Scan the records for lines with the word "size", and copy every such line.

Dataset items
+===+
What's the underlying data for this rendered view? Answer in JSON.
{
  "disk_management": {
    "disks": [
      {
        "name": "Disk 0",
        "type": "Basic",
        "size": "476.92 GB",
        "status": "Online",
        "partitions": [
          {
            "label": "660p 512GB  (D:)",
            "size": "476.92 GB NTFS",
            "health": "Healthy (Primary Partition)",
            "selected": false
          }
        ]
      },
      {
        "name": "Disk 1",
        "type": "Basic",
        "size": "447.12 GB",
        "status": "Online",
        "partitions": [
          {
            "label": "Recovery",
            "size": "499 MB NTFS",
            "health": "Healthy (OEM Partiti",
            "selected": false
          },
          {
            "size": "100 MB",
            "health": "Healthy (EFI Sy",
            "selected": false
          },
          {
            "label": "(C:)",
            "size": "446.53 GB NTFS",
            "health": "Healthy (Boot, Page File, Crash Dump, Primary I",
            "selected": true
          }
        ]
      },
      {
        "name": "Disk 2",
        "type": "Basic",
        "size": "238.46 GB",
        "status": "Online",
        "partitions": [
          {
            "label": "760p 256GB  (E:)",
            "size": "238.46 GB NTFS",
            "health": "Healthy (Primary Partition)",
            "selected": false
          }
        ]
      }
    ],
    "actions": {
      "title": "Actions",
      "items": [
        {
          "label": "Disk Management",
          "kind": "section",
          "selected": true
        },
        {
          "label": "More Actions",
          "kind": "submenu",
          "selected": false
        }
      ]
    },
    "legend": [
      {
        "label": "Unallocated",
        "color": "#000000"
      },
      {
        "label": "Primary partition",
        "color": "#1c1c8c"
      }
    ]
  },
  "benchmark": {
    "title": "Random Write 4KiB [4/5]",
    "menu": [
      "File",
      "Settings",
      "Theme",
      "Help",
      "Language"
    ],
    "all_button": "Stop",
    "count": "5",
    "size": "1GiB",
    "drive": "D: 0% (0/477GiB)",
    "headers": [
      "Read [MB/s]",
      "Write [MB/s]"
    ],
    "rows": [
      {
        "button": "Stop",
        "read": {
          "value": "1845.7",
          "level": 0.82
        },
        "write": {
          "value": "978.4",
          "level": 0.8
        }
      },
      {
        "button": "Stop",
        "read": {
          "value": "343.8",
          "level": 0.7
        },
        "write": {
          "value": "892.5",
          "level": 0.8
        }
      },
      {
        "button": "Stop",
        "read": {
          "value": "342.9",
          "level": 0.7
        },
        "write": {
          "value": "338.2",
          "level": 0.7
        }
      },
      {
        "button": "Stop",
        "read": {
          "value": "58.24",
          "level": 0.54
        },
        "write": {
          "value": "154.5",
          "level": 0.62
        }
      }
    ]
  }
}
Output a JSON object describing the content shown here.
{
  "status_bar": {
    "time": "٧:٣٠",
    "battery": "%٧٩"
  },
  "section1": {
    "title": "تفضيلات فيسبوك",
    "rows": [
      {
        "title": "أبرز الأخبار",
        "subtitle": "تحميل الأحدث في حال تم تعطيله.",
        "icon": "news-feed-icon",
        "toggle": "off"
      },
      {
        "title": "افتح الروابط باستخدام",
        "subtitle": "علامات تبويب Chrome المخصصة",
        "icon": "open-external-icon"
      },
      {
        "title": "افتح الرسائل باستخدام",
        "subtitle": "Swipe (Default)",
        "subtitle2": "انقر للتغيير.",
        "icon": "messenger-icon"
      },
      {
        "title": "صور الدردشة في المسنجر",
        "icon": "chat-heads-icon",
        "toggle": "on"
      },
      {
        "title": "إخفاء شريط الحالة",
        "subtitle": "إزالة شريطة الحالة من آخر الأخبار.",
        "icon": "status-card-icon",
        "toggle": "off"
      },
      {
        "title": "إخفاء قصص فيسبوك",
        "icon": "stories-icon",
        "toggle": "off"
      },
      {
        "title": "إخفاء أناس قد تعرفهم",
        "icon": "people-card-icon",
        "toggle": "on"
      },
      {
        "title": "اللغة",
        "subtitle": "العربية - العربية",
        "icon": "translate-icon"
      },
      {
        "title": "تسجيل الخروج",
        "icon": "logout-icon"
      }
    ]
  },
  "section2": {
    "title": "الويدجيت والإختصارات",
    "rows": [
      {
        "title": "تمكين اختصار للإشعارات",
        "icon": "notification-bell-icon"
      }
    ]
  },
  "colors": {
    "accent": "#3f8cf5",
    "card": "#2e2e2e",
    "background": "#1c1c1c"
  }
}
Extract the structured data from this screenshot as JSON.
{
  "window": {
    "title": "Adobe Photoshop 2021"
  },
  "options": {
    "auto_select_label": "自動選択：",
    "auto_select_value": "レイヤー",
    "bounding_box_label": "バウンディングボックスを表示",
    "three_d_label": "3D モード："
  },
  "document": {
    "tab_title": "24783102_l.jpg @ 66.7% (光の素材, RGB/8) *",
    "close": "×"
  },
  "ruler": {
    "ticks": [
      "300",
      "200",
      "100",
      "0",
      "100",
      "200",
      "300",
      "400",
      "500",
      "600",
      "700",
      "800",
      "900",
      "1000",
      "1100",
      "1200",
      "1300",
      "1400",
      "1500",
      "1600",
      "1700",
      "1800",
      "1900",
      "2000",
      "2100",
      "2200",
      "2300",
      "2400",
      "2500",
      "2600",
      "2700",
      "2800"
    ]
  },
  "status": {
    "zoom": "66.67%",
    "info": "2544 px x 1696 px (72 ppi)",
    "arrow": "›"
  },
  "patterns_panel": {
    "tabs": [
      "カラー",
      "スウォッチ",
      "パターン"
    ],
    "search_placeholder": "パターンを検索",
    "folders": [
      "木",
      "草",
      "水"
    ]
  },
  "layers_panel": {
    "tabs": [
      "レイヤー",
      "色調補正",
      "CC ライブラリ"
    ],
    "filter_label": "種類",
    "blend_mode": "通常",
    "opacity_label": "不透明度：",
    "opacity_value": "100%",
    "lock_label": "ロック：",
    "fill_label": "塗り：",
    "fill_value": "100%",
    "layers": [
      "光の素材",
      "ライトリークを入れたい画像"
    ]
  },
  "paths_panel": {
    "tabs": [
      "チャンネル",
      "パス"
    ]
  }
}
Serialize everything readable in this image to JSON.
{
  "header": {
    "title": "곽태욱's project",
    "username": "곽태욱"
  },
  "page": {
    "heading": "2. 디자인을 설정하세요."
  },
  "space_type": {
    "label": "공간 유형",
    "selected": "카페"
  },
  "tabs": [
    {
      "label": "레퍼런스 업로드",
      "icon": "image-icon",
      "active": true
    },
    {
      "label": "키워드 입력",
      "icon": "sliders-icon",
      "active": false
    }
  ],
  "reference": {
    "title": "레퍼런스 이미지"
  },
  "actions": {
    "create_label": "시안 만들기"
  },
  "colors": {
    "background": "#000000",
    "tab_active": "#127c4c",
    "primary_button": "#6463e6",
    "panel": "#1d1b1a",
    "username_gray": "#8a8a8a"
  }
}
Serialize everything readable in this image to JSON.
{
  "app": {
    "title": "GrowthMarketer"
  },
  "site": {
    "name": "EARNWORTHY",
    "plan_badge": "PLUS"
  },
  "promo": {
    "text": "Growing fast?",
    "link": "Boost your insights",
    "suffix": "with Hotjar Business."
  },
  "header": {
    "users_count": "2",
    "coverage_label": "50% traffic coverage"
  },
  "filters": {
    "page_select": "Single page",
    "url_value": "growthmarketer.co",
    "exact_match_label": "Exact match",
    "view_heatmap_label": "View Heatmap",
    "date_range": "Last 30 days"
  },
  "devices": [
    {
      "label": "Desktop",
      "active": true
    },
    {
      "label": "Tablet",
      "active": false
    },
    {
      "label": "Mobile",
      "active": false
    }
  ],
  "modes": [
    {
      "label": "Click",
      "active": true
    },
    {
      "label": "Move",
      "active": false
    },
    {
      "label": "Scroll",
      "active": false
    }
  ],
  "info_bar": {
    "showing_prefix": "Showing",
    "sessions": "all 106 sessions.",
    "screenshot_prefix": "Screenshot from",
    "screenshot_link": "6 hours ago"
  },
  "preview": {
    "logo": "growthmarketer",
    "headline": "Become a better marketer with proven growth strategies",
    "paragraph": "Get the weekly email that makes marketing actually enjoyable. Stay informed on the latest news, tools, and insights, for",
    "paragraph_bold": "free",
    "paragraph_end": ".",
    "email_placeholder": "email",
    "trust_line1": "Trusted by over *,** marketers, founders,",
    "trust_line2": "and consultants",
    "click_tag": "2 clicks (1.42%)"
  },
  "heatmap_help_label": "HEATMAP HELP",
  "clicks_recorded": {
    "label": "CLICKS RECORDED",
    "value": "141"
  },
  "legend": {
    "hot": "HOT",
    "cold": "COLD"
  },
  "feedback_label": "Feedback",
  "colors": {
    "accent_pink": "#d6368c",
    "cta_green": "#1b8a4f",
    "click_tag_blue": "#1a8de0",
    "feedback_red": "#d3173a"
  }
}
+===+
■ **Problem solution**:
        "size": "476.92 GB",
            "size": "476.92 GB NTFS",
        "size": "447.12 GB",
            "size": "499 MB NTFS",
            "size": "100 MB",
            "size": "446.53 GB NTFS",
        "size": "238.46 GB",
            "size": "238.46 GB NTFS",
    "size": "1GiB",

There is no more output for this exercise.